Lung Cancer

Lung cancer is a cancer that starts in the lungs. Your lungs are two spongy organs in your chest that take in oxygen and expel carbon dioxide when you breathe. People who smoke are at the highest risk of developing lung cancer, but it can also occur in people who have never smoked. The risk of lung cancer increases with the amount of time and cigarettes smoked. Even if you have smoked for many years, quitting smoking can significantly reduce your chances of developing lung cancer. Lung cancer is the leading cause of death from cancer worldwide.

Your cells divide and replicate themselves as part of their normal function. However, they can experience changes (mutations) that cause them to continue making more of themselves when they should not. Damaged cells that divide uncontrollably form masses of tissue, or tumors, that eventually prevent your organs from functioning properly.

Types of lung cancer

There are many cancers that affect the lungs, but the term "lung cancer" usually refers to two types: non-small cell lung cancer and small cell lung cancer.

NSCLC (non-small cell lung cancer)

The most common type of lung cancer is non-small cell lung cancer (NSCLC). It is responsible for more than 80% of lung cancer cases. Adenocarcinoma and squamous cell carcinoma are two common types. Two less common types of NSCLC are adenosquamous carcinoma and sarcomatoid carcinoma.

Small cell lung cancer

Small cell lung cancer (SCLC) grows faster and is more difficult to treat than non-small cell lung cancer (NSCLC). It is frequently discovered as a small lung tumour that has already spread to other parts of your body. Small cell carcinoma (also known as oat cell carcinoma) and combined small cell carcinoma are two types of SCLC.

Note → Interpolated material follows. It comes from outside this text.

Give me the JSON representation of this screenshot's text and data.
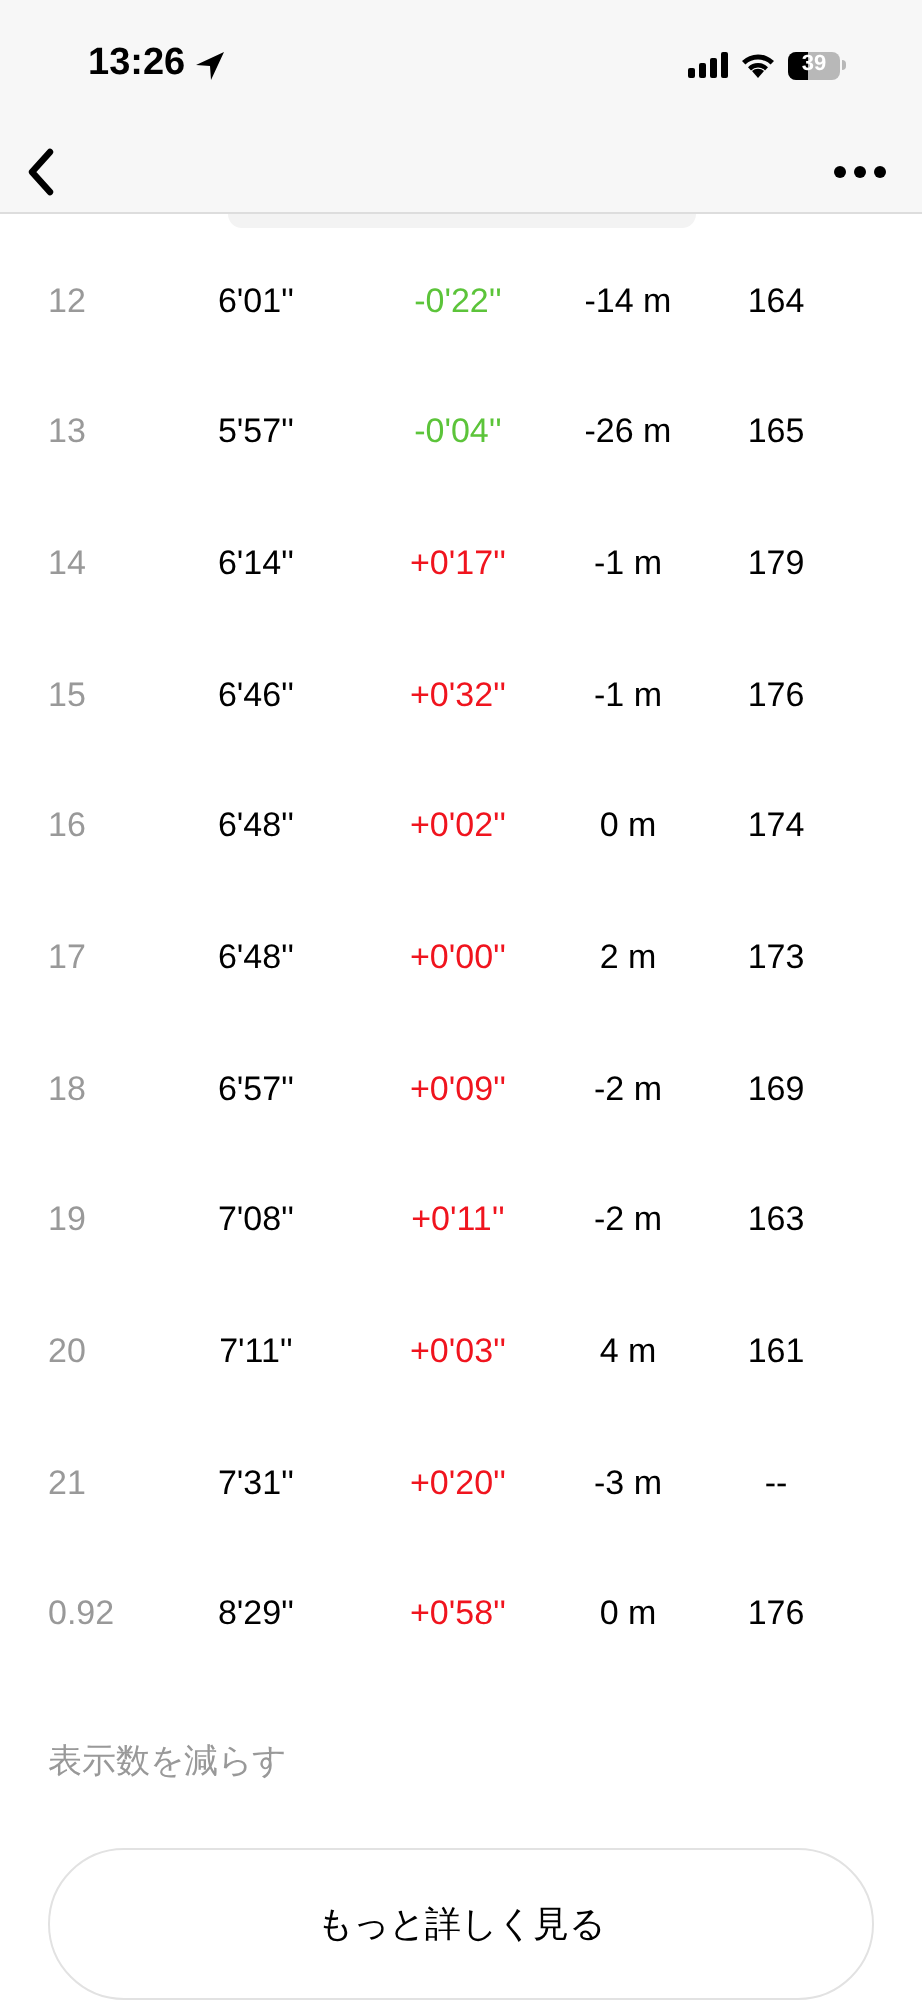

Other types of pulmonary cancer

Other types of cancer, such as lymphomas (cancer in your lymph nodes), sarcomas (cancer in your bones or soft tissue), and pleural mesothelioma (cancer in the lining of your lungs), can begin in or around your lungs. These are treated differently and are not typically referred to as lung cancer.

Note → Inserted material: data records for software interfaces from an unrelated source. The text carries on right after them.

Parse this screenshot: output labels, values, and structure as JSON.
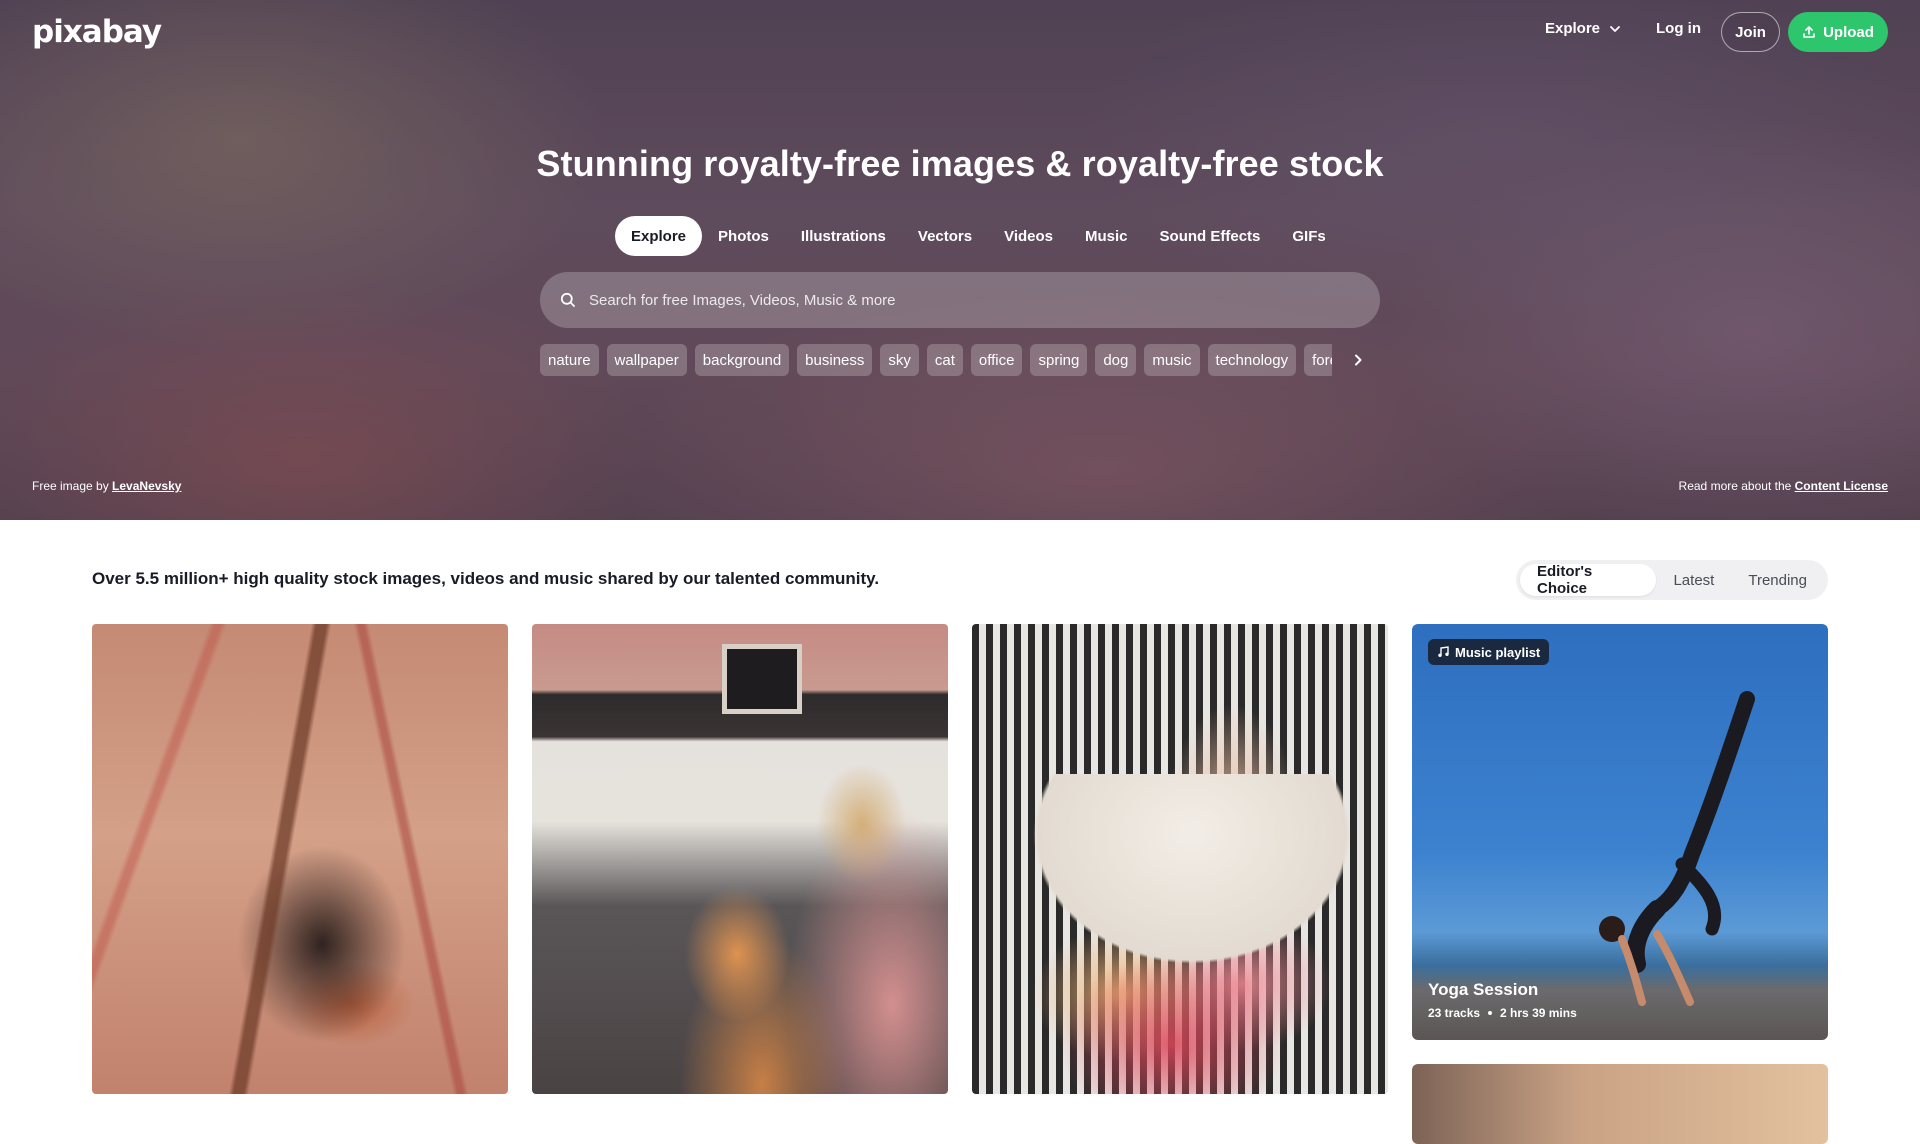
{
  "header": {
    "logo": "pixabay",
    "explore_label": "Explore",
    "login_label": "Log in",
    "join_label": "Join",
    "upload_label": "Upload",
    "upload_color": "#2ec66d"
  },
  "hero": {
    "title": "Stunning royalty-free images & royalty-free stock",
    "tabs": [
      {
        "label": "Explore",
        "active": true
      },
      {
        "label": "Photos"
      },
      {
        "label": "Illustrations"
      },
      {
        "label": "Vectors"
      },
      {
        "label": "Videos"
      },
      {
        "label": "Music"
      },
      {
        "label": "Sound Effects"
      },
      {
        "label": "GIFs"
      }
    ],
    "search": {
      "placeholder": "Search for free Images, Videos, Music & more",
      "value": ""
    },
    "chips": [
      "nature",
      "wallpaper",
      "background",
      "business",
      "sky",
      "cat",
      "office",
      "spring",
      "dog",
      "music",
      "technology",
      "forest"
    ],
    "credit": {
      "prefix": "Free image by",
      "author": "LevaNevsky"
    },
    "license": {
      "prefix": "Read more about the",
      "link": "Content License"
    }
  },
  "content": {
    "intro": "Over 5.5 million+ high quality stock images, videos and music shared by our talented community.",
    "sort_tabs": [
      {
        "label": "Editor's Choice",
        "active": true
      },
      {
        "label": "Latest"
      },
      {
        "label": "Trending"
      }
    ],
    "playlist": {
      "badge": "Music playlist",
      "title": "Yoga Session",
      "tracks": "23 tracks",
      "duration": "2 hrs 39 mins"
    }
  },
  "icons": {
    "chevron": "chevron-down-icon",
    "upload": "upload-icon",
    "search": "search-icon",
    "next": "chevron-right-icon",
    "music": "music-note-icon"
  }
}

Symptoms of Lung Cancer

Most lung cancer symptoms look similar to others those of other, less serious illnesses. Many people do not experience symptoms until the disease has progressed, but some people do. Those who do experience symptoms may only have one or a few of the following:

  • Cough that does not go away or worsens over time.
  • Breathing difficulties or shortness of breath (dyspnea).
  • Pain or discomfort in the chest.
  • Wheezing
  • Hemoptysis is the coughing up of blood.
  • Hoarseness
  • Appetite loss
  • Unknown cause of weight loss.
  • Unknown cause of fatigue (tiredness).
  • Shoulder ache
  • Face, neck, arm, or upper chest swelling (superior vena cava syndrome).
  • Horner's syndrome is characterized by a small pupil and drooping eyelid in one eye, as well as little or no sweating on that side of the face.

What is the treatment for lung cancer?

Lung cancer treatments are intended to either eliminate or slow the growth of cancer in your body. Treatments can help to destroy cancerous cells, keep them from multiplying, or teach your immune system to fight them. Some therapies are also used to alleviate symptoms and pain. Your treatment will be determined by the type of lung cancer you have, where it is located, how far it has spread, and a variety of other factors.

There are many options available to treat Lung cancer like Surgery, radiofrequency ablation, radiation therapy, chemotherapy, targeted drug therapy, and immunotherapy are all options for lung cancer treatment.

Apart from that the New Non-Surgical Technology to treat lung cancer is Cyberknife S7 Robotic radiotherapy system first in India is available at Valentis Cyberknife center Meerut Delhi NCR.

CyberKnife S7 system can treat moving tumours with pinpoint accuracy that other radiation therapy systems cannot match. This is especially important when treating tumours that move in response to any bodily function (e.g., breathing).